EXERCISE AIM:
Pull out every line with the word "content" from the entries below.

RECORDED INFORMATION:
* * * * * * * * *
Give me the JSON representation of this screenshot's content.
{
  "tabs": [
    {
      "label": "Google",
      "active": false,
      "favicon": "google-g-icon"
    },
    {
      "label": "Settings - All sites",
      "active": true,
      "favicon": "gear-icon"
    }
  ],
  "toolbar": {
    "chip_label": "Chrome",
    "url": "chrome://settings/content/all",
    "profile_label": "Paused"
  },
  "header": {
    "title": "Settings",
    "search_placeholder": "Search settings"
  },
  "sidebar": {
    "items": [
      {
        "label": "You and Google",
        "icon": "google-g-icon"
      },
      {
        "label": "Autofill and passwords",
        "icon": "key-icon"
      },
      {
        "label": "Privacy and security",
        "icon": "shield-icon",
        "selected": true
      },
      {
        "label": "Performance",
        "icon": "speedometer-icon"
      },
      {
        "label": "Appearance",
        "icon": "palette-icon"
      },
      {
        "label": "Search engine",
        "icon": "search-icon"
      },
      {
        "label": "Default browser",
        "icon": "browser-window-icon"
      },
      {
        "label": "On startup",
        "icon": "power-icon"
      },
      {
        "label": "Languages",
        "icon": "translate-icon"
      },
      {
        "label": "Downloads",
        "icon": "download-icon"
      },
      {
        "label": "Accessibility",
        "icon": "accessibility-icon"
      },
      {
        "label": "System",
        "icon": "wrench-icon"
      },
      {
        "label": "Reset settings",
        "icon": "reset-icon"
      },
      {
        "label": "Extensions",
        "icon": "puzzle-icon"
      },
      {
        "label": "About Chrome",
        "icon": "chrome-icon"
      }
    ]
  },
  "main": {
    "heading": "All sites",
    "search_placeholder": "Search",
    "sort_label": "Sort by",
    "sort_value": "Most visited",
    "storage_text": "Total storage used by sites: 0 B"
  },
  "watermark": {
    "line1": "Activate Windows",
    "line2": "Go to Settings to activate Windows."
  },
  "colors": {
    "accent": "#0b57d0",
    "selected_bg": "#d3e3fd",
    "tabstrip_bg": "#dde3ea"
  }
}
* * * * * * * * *
EXERCISE RESPONSE:
Give me the JSON representation of this screenshot's content.
    "url": "chrome://settings/content/all",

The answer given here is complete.